In an article recently published in The Journal of Agricultural Education and Extension, CABI authors set out to discover more about gender differences in access to rural agricultural information. The research was undertaken in Pakistan and found major gender differences regarding use and preference of agricultural information in relation age and literacy.
Globally, an estimated 815 million people go hungry each day. Without access to healthy food, they are chronically undernourished. Meanwhile, in spite of advances in agricultural technology, approximately 40% of the food grown annually in rural communities is lost to pests and diseases. People living with persistent hunger need and deserve a sustainable solution based on self-reliance. Reducing the losses caused by plant health problems by just 1% could mean feeding millions more.
Autor: Eduardo Augusto Neves Reconocimiento a: Marieta Cervantes y Fernando Escobal, INIA Baños del Inca
Ing. Marieta Eliana Cervantes Peralta, doctora de plantas de la estación experimental de INIA ‘Baños del Inca’ en Cajamarca, Perú, conoce bien la realidad de las mujeres rurales. Hija de campesinos, vivió su niñez y adolescencia en una comunidad rural de la provincia de La Unión, al sur de Perú. Su familia era consciente de la necesidad de invertir en su educación. Una chica que ingresa a la universidad para estudiar agricultura era algo excepcional en su comunidad.
Women play a critical and potentially transformative role in agricultural growth in developing countries, but they face persistent obstacles and economic contraints which limit their full inclusion in agriculture. The FAO suggest that closing the gender gap in access to productive resources could increase agricultural output in the developing world by 2.5-4%, reducing the number of undernourished people by 12-17%. Women in Sub-Saharan Africa and South Asia produce more than half of all the food grown worldwide. Empowering women in agriculture is fundamental to achieving the global goals.
“I would like to see the scientist working on beans; do you know where I can find him?” I got asked this question more times that I could count.

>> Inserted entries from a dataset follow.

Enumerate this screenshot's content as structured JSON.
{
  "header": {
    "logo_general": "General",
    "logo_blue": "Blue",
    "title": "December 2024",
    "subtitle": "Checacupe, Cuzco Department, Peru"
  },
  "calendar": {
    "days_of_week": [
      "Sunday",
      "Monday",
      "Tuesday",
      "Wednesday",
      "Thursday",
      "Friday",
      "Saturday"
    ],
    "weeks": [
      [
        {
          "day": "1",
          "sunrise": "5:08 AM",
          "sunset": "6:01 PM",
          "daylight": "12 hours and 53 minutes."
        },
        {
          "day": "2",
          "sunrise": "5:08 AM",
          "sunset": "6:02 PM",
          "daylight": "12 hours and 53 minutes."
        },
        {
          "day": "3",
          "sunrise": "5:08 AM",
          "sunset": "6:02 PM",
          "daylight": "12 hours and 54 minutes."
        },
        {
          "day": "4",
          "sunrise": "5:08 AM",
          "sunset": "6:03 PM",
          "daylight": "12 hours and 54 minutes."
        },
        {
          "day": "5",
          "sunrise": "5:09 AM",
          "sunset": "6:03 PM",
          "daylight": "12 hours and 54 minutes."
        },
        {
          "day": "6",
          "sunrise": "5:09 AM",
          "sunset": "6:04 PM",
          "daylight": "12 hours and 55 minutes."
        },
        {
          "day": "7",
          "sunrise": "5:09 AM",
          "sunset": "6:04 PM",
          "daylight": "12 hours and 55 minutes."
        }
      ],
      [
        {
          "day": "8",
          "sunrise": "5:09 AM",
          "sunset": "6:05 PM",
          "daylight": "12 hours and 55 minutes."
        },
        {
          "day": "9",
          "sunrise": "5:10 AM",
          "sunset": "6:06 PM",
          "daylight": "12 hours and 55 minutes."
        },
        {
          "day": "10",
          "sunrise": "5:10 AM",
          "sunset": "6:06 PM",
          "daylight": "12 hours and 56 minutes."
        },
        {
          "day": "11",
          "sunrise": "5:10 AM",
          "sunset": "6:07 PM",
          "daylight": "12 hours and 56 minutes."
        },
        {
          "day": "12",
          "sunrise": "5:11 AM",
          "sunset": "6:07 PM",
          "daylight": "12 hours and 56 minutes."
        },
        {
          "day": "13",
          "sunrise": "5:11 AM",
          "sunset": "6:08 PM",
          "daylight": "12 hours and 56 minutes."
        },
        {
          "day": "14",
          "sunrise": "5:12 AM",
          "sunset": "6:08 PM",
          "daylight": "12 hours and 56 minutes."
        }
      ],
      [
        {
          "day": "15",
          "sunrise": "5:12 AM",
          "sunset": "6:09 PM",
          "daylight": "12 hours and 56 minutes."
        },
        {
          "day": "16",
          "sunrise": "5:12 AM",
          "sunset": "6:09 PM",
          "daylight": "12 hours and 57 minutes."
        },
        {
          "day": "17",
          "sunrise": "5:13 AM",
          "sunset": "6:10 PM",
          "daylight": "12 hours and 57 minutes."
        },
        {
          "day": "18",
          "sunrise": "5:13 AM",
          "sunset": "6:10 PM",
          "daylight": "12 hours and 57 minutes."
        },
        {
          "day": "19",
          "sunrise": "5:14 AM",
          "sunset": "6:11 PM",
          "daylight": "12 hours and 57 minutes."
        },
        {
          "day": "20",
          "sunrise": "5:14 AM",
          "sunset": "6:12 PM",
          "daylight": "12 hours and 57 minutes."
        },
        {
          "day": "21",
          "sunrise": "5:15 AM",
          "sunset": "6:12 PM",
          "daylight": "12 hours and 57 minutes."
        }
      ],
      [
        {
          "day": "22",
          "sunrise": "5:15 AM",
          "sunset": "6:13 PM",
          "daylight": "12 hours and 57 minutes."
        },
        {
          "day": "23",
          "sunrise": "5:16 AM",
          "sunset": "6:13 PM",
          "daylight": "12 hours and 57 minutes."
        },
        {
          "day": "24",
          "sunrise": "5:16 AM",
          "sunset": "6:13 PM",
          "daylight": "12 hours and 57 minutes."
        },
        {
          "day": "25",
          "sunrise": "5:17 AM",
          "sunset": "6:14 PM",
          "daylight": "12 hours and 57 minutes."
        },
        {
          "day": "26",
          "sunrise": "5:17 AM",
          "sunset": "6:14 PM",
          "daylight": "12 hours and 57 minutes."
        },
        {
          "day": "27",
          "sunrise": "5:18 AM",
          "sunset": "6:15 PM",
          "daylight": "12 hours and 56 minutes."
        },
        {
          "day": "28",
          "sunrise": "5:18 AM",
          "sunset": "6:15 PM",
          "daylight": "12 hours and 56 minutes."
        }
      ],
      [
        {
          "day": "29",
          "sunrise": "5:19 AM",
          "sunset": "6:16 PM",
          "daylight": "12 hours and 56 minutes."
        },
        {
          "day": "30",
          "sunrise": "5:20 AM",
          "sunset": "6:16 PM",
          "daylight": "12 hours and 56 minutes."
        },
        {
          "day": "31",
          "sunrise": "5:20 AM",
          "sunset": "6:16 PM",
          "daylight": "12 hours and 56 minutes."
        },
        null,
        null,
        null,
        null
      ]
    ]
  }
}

As a young female African researcher working in Malawi for an international agriculture research organization, my office was the first in a long corridor of offices where we were hosted by the National Research Organization. In the eyes of the regular visitors to the office, I did not fit the image of an agricultural scientist.
A recent study by the International Food Policy Research Institute shows that in 2014, only 24 percent of researchers working in the agricultural sciences were women, and only 17 percent of those in leadership positions were women in a sample of 40 sub-Saharan African countries. This matters because the evidence shows that better jobs for women in agriculture leads to higher wages and greater decision making — which ultimately has a positive impact on the ways households spend money on children’s nutrition, health, and education. Having more women in agricultural research also ensures that this workforce is representative of its client base: Smallholder farmers, the majority of whom are women.
Did you know that women produce more than half of all food grown worldwide, and in sub-Saharan Africa women produce up to 80% of all food (FAO, 2011)? Yet across Asia and Africa it is common that women are not given access to the same amount of resources as men, whether that is money, land, tools or information (World Bank et al., 2009). Their opportunities are limited by the social and economic roles that men and women are expected to fulfil in society. It is therefore vital to reach women through our agricultural programmes; otherwise a huge proportion of the human population is missing out on the opportunity to improve household food security and contribute to economic stability.
In developing countries, rural women play a significant role in agriculture, accounting for 60-80% of food production and selling food products at markets . In Nepal, it’s been reported that up to 98% of women are employed in the agricultural sector, a percentage which is higher than that for men (91%) [1b]. Contribution by women is therefore critical in agriculture to achieve global food security. However, they generally don’t have the same access to land, water, seeds, training and credit than men.  As a consequence, in Nepal, women involvement is greater in minor and subsistence food production for crops such as millet, maize, and soybean while men are more involved in cash crops and commercial production of crops such as rice. Moreover, whilst men generally perform heavy physical labour women are involved in tedious and time-consuming work such as weeding, harvesting, threshing and milling.